A wonderful relaxed, informal “interview”. Recommended.

In a sentence: Dennett’s position is that: Consciousness and conscious will are as real and evolved as anything else in the world. The powerful (useful, but misleading) ILLUSION is the Cartesian theatre / video screen with the homunculus viewer / user as things distinct from each other. It is / we are one and the same evolved behaviour of our brains.

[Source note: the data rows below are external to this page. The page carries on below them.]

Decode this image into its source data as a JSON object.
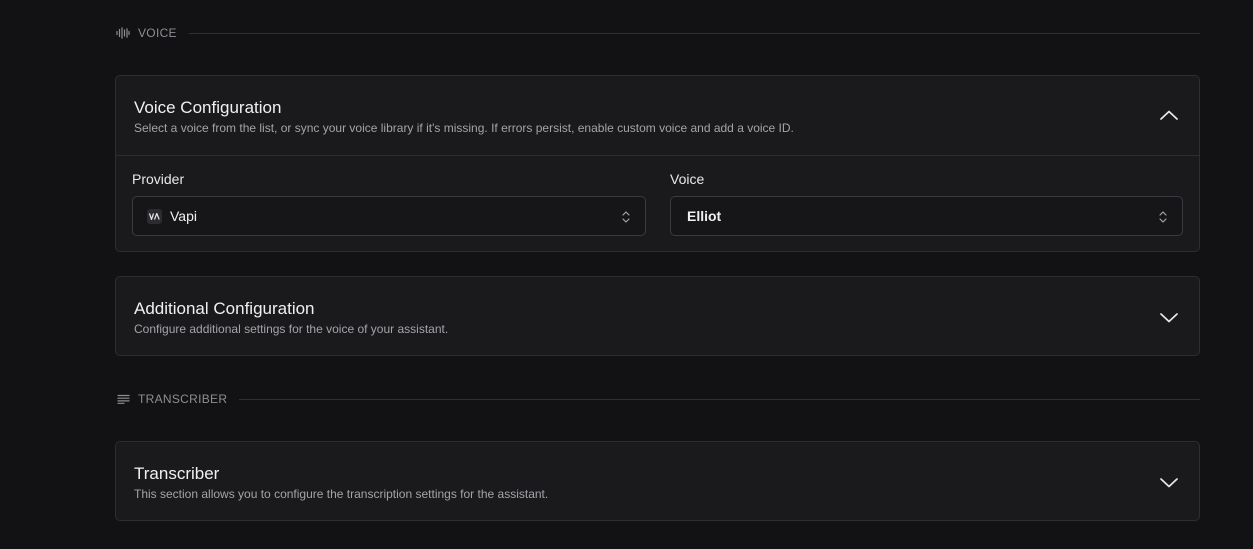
{
  "voice_section": {
    "label": "VOICE",
    "icon": "audio-waveform-icon"
  },
  "voice_config": {
    "title": "Voice Configuration",
    "description": "Select a voice from the list, or sync your voice library if it's missing. If errors persist, enable custom voice and add a voice ID.",
    "expanded": true,
    "provider": {
      "label": "Provider",
      "value": "Vapi",
      "logo_icon": "vapi-logo-icon"
    },
    "voice": {
      "label": "Voice",
      "value": "Elliot"
    }
  },
  "additional_config": {
    "title": "Additional Configuration",
    "description": "Configure additional settings for the voice of your assistant.",
    "expanded": false
  },
  "transcriber_section": {
    "label": "TRANSCRIBER",
    "icon": "text-lines-icon"
  },
  "transcriber": {
    "title": "Transcriber",
    "description": "This section allows you to configure the transcription settings for the assistant.",
    "expanded": false
  },
  "colors": {
    "background": "#121214",
    "card": "#1a1a1d",
    "border": "#2d2d32",
    "muted_text": "#a3a3aa"
  }
}
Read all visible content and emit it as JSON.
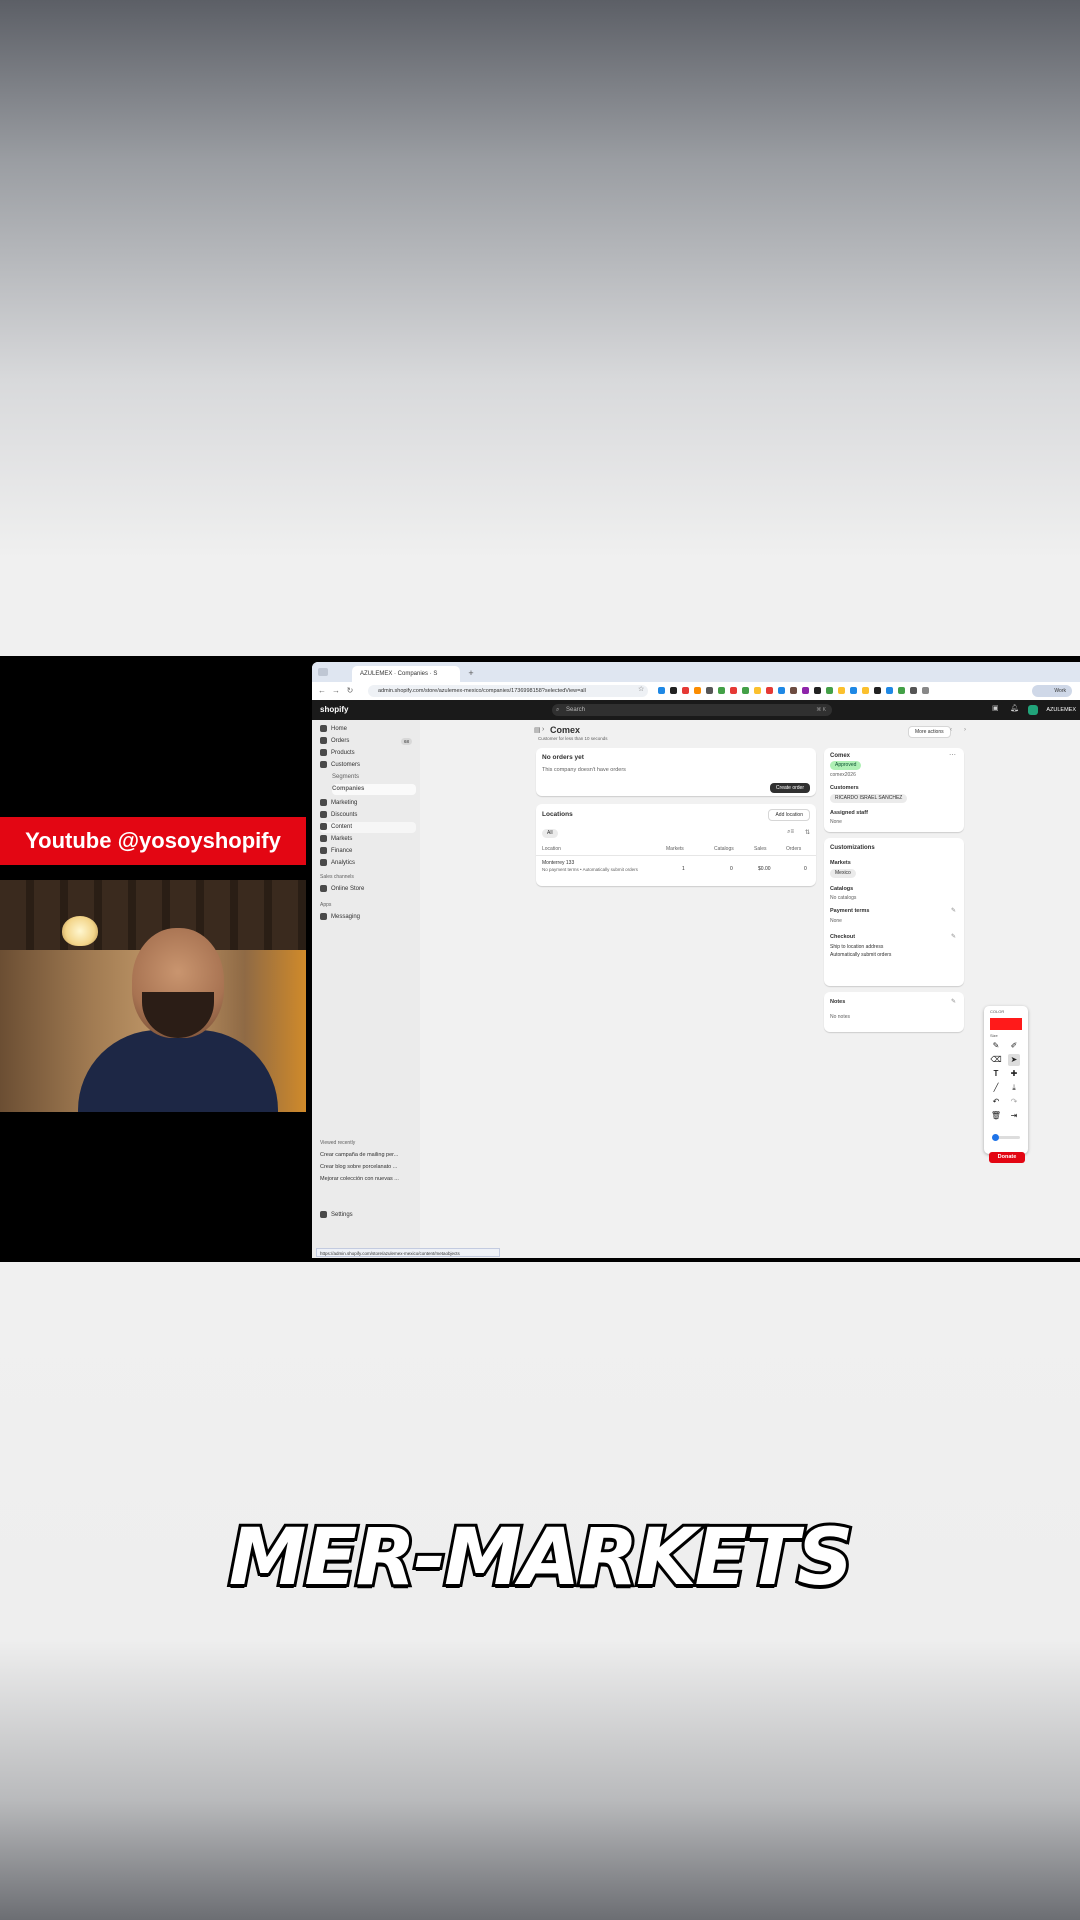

[Long Story Short – When Dennett says “consciousness is an illusion” he is saying our subjective experience of consciousness is real experience, but it’s an illusion to think of it (or its qualia) as a physical thing – an objectively distinct and observable thing, within the terms of orthodox science – even though it is entirely explained as the result of physical processes. Every systems thinker – anyone who’s crossed Solms’ Rubicon – knows he’s right. There really is no mystery – thinkers like Mitchell, Solms & Friston, McGilchrist and, of course, Dennett already have consciousness and conscious will cracked. The questions are all about how much devilishly detailed explanation of which aspects do you want? The necessary angels are already in the abstractions.]